__Aim of the exercise__: Some lines in the material below hold the word "username". Copy all of them.

__Records for this task__:
>>>
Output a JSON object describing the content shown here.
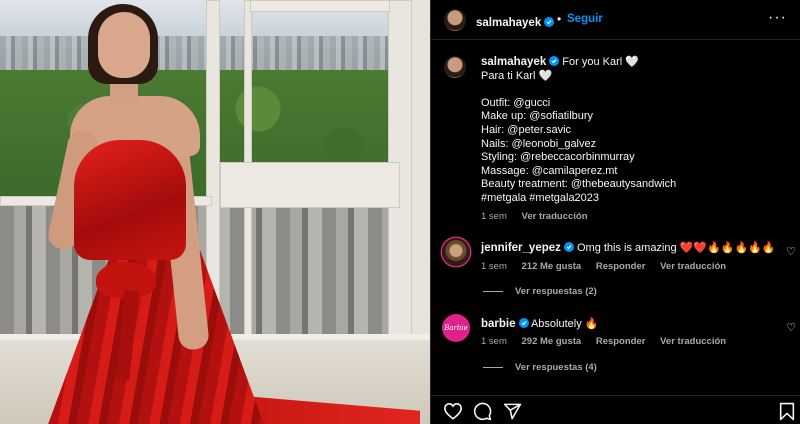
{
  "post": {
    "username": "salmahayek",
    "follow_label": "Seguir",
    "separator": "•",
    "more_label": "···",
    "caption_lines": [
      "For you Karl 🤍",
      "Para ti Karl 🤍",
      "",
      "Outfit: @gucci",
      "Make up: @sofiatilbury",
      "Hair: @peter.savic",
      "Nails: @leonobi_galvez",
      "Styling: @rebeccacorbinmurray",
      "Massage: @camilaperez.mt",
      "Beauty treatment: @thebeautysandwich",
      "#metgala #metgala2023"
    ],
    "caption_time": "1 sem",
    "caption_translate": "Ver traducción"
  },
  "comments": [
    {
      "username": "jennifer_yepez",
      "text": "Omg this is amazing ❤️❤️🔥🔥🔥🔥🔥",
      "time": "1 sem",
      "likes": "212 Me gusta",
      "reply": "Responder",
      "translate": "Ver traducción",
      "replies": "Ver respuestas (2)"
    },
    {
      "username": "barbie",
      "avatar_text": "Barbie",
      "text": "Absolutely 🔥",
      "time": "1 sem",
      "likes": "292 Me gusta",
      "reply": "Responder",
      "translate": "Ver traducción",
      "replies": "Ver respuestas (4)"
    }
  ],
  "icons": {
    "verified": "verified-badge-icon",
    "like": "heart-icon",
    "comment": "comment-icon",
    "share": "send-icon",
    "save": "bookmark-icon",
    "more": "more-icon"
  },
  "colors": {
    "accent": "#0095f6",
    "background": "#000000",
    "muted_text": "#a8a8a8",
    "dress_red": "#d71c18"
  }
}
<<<
__Result of this task__:
    "username": "salmahayek",
      "username": "jennifer_yepez",
      "username": "barbie",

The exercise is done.